As a natural consequence they had to follow the air-ships, not only away from London, but over their own encampments, in order to bring them to anything like close quarters. The aerostats possessed one advantage, and one only, over the air-ships. They were able to rise to a much greater height. But this advantage the air-ships very soon turned into a disadvantage by reason of their immensely superior speed and ease of handling. They darted about at such a speed over the heads of the massed forces of the League on either side of London, that it was impossible to drop shells upon them without running the inevitable risk of missing the small and swiftly-moving air-ship, and so causing the shell to burst amidst friends instead of foes.
Thus the Terrorist fleet, sweeping hither and thither, in wide and ever changing curves, lured the most dangerous assailants of the beleaguered city farther and farther away from the real scene of action, at the very time when they were most urgently needed to support the attacking forces which at that moment were being poured into London.
To destroy the air-ships seemed an impossibility, since they could move at five times the speed of the swiftest aerostat, and yet to return to the bombardment of the city was to leave them free to commit what havoc they pleased upon the encampments of the armies of the League.
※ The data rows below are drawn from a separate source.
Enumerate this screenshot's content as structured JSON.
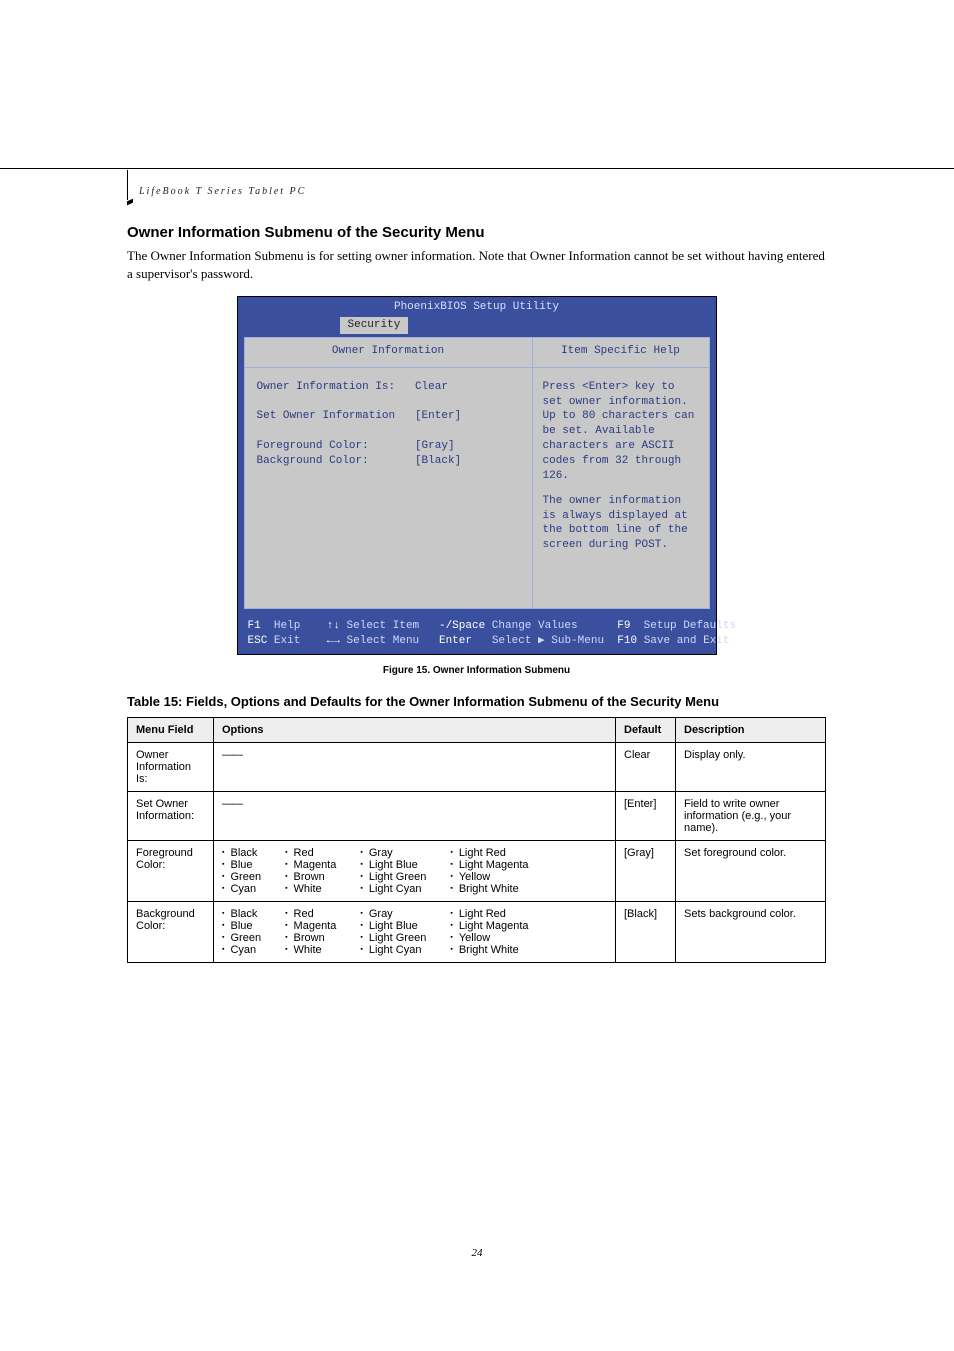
{
  "header": {
    "device_line": "LifeBook T Series Tablet PC"
  },
  "section": {
    "heading": "Owner Information Submenu of the Security Menu",
    "intro": "The Owner Information Submenu is for setting owner information. Note that Owner Information cannot be set without having entered a supervisor's password."
  },
  "bios": {
    "title": "PhoenixBIOS Setup Utility",
    "tab": "Security",
    "left_title": "Owner Information",
    "right_title": "Item Specific Help",
    "rows": [
      {
        "label": "Owner Information Is:",
        "value": "Clear"
      },
      {
        "label": "Set Owner Information",
        "value": "[Enter]"
      },
      {
        "label": "Foreground Color:",
        "value": "[Gray]"
      },
      {
        "label": "Background Color:",
        "value": "[Black]"
      }
    ],
    "help_p1": "Press <Enter> key to set owner information. Up to 80 characters can be set. Available characters are ASCII codes from 32 through 126.",
    "help_p2": "The owner information is always displayed at the bottom line of the screen during POST.",
    "footer": {
      "l1a": "F1",
      "l1b": "Help",
      "l1c": "↑↓",
      "l1d": "Select Item",
      "l1e": "-/Space",
      "l1f": "Change Values",
      "l1g": "F9",
      "l1h": "Setup Defaults",
      "l2a": "ESC",
      "l2b": "Exit",
      "l2c": "←→",
      "l2d": "Select Menu",
      "l2e": "Enter",
      "l2f": "Select ▶ Sub-Menu",
      "l2g": "F10",
      "l2h": "Save and Exit"
    }
  },
  "figure_caption": "Figure 15.   Owner Information Submenu",
  "table_caption": "Table 15: Fields, Options and Defaults for the Owner Information Submenu of the Security Menu",
  "table": {
    "headers": {
      "c1": "Menu Field",
      "c2": "Options",
      "c3": "Default",
      "c4": "Description"
    },
    "rows": [
      {
        "field": "Owner Information Is:",
        "options_dash": "——",
        "default": "Clear",
        "desc": "Display only."
      },
      {
        "field": "Set Owner Information:",
        "options_dash": "——",
        "default": "[Enter]",
        "desc": "Field to write owner information (e.g., your name)."
      },
      {
        "field": "Foreground Color:",
        "default": "[Gray]",
        "desc": "Set foreground color."
      },
      {
        "field": "Background Color:",
        "default": "[Black]",
        "desc": "Sets background color."
      }
    ],
    "color_groups": [
      [
        "Black",
        "Blue",
        "Green",
        "Cyan"
      ],
      [
        "Red",
        "Magenta",
        "Brown",
        "White"
      ],
      [
        "Gray",
        "Light Blue",
        "Light Green",
        "Light Cyan"
      ],
      [
        "Light Red",
        "Light Magenta",
        "Yellow",
        "Bright White"
      ]
    ]
  },
  "page_number": "24"
}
So they were drawn farther and farther away from the beleaguered city, while their agile enemies, still keeping within their six-mile range, evaded their shells, and yet kept up a constant discharge of their own projectiles upon the salient points of the attack on London.
By four o’clock in the afternoon all the batteries of the besiegers had been put out of action by the aërial bombardment. It was now a matter of man to man and steel to steel, and so the gage of final battle was accepted, and as dusk began to fall over the beleaguered city, the Russian, French and Italian hosts left their lines, and descended from their vantage ground to the assault on London, where the old Lion at bay was waiting for them with claws bared and teeth grinning defiance.
Last updated Sunday, March 27, 2016 at 11:54